But there was still the matter of the French. To get around the blockade, Mexicans had to smuggle goods in and out of Corpus Christi in the Republic of Texas (which hadn’t yet joined the American Union).

America also entered the fray. Distrustful of Mexico and anxious to maintain cordial relations with France, they joined the blockade by sending over the United States Revenue Marine (USRC) Woodbury – a 120-ton topsail schooner with four 12-pound and one 6-pound cannons.

Santa Anna's wooden leg at the Illinois State Military Museum
Santa Anna’s wooden leg at the Illinois State Military Museum

This put the neutral Texans in a bind. There was concern over how the Americans might react. There were also fears that the French might blockade them, as well. Still, the money was good, so they welcomed the smugglers.

Things changed in July when Mexico sent soldiers into Corpus Christi Bay to secure their supplies. Texas responded by raising a large militia which reached the bay on August 7th. The Mexicans fled, leaving behind over 100 barrels of flour and some steam engine parts. And that’s how Flour Bluff got its name.

Desperate, the Mexican government appealed to Britain, which sent Ambassador Richard Packenham to mediate on December 22nd. The negotiations went on for three months, but Remontel finally got his money on March 7th, 1839.

Flour Bluff in Corpus Christi, Texas
Flour Bluff in Corpus Christi, Texas

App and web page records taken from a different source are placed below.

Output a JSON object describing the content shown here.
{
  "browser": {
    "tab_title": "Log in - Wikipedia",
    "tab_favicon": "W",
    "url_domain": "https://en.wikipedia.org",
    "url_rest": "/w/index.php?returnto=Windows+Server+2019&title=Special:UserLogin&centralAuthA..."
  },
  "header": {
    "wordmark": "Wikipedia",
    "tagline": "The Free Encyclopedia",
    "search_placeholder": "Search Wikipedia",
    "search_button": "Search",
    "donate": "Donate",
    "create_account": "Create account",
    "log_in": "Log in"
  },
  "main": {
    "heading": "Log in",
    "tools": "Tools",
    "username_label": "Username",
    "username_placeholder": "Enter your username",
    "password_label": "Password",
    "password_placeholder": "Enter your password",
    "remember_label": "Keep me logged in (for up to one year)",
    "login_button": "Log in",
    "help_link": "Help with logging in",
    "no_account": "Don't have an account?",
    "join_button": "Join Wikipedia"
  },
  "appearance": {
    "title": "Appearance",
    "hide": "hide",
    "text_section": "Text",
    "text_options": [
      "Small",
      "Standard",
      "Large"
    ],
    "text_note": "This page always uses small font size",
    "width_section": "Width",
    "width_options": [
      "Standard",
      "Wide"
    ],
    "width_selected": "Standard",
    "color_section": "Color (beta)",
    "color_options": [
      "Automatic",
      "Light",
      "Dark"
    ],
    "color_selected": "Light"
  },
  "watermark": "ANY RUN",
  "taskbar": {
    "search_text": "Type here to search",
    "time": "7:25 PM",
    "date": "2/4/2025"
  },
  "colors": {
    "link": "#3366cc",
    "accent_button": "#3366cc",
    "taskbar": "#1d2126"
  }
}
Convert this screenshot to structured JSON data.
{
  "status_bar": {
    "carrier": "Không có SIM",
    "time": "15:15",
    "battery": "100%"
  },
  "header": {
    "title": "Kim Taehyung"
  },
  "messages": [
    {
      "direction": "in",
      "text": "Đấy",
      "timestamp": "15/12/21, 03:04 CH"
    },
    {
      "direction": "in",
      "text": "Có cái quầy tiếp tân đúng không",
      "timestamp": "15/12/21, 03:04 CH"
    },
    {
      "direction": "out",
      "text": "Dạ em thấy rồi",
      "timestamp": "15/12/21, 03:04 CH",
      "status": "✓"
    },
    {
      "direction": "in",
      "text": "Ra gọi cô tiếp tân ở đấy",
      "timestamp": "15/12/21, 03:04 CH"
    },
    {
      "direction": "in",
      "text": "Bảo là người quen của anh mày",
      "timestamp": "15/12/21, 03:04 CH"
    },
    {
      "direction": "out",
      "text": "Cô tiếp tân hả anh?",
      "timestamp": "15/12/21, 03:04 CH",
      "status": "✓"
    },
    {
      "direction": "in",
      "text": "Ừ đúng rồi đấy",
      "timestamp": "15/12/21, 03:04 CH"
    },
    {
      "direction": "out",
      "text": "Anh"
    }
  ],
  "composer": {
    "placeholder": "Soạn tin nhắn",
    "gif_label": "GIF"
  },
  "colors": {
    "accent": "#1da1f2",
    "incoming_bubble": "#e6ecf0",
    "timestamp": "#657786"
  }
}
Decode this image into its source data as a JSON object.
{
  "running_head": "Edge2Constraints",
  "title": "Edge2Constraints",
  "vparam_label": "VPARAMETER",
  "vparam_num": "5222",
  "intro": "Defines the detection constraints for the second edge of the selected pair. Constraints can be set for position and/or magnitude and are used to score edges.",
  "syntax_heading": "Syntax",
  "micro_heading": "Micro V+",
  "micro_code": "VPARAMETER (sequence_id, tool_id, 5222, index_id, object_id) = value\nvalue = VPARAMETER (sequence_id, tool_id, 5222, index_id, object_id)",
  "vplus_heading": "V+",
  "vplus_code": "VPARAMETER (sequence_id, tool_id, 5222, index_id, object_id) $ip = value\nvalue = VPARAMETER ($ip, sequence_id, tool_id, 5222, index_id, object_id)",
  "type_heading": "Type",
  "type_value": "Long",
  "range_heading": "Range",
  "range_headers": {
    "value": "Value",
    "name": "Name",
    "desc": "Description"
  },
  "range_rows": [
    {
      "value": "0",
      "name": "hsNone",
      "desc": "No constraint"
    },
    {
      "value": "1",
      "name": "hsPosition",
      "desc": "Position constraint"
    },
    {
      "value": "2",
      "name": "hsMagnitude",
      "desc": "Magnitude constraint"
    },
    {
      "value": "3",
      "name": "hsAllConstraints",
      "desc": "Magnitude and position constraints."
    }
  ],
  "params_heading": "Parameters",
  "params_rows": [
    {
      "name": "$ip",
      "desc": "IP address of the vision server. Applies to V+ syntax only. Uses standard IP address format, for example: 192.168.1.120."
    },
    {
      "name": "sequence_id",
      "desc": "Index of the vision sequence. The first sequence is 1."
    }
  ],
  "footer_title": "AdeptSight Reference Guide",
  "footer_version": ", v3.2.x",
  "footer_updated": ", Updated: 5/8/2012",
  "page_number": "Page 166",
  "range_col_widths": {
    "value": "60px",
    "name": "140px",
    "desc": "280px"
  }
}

Mexico also had to pay Deffaudis’ original demand of P600,000. In a generous mood, France let them off the hook for the extra P200,000 before withdrawing their fleet two days later. Mexico was now broke.

It got worse. In 1845, America annexed Texas. This led to the Mexican-American War (1846 – 1848) because Mexico still considered Texas to be theirs.

During the Battle of Cerro Gordo on April 18th, 1847 the Fourth Regiment of the Illinois Volunteer Infantry launched a surprise attack on Santa Anna’s camp. He escaped but left his leg behind – which is why it now rests in the Illinois State Military Museum.

19th century painting of the Battle of Puebla
19th century painting of the Battle of Puebla

The Mexican-American conflict was another blow to Mexico’s economy, leading to yet another war with France since the latter were still owed millions. This culminated in the Battle of Puebla on May 5th, 1862. Despite the odds, Mexico won, and they’ve celebrated Cinco de Mayo (5th of May) ever since.

But Texas was truly lost, so Santa Anna was again in disgrace. He was exiled several times, but never gave up his dreams of retaking Mexico. In 1869, the 74-year-old was living in Staten Island, New York when he had an idea.

Adams' Pure Chewing Gum
Adams’ Pure Chewing Gum

He imported tziktli (a gooey sap) to America, hoping to replace the rubber used in carriage wheels and make enough money to raise an army. He worked with Thomas Adams (an American scientist) on the formula, but failed.

Adams, however, developed Chiclets, and thus was born the chewing gum industry.

Shahan Russell

Shahan Russell is one of the authors writing for WAR HISTORY ONLINE